BEGIN

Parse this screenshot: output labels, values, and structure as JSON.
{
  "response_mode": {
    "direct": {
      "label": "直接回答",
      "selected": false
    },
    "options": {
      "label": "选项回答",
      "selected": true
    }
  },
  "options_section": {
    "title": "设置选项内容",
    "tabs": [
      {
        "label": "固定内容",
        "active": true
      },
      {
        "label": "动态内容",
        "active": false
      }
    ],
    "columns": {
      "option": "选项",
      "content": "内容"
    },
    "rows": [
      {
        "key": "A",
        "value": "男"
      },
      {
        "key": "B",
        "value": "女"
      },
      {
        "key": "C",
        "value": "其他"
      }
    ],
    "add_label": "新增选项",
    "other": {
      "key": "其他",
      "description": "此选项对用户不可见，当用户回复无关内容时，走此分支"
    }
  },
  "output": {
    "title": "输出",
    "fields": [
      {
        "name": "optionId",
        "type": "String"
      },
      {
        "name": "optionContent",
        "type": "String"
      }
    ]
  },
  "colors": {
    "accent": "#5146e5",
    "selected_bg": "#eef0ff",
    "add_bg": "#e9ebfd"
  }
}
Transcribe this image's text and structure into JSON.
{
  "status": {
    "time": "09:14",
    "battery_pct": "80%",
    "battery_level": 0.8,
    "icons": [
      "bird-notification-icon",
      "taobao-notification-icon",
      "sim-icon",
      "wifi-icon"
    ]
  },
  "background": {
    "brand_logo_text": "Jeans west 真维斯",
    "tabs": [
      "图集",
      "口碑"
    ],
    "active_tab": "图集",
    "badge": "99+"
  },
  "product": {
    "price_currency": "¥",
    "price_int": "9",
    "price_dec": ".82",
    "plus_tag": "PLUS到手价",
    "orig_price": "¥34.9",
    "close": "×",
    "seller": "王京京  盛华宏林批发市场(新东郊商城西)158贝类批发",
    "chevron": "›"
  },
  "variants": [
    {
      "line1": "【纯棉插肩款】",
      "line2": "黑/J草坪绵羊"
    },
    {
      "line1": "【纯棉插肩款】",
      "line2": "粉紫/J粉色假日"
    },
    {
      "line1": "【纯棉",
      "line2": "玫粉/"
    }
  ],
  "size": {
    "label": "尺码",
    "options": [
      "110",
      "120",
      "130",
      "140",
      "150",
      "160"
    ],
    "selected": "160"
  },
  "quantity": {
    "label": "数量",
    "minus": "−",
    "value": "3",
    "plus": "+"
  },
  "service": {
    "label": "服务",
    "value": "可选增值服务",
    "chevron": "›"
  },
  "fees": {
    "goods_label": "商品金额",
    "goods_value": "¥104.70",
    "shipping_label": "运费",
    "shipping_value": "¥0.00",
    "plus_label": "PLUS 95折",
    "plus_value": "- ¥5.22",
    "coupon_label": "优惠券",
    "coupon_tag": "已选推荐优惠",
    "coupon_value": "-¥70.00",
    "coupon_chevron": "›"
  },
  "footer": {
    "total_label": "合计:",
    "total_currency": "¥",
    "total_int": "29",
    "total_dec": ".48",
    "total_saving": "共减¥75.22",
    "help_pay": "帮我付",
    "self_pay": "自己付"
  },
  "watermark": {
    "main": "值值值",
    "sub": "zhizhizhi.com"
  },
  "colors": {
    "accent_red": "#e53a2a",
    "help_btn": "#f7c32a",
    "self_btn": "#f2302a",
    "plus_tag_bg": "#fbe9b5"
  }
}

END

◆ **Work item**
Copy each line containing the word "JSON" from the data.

◆ **Solution below**
Parse this screenshot: output labels, values, and structure as JSON.
Transcribe this image's text and structure into JSON.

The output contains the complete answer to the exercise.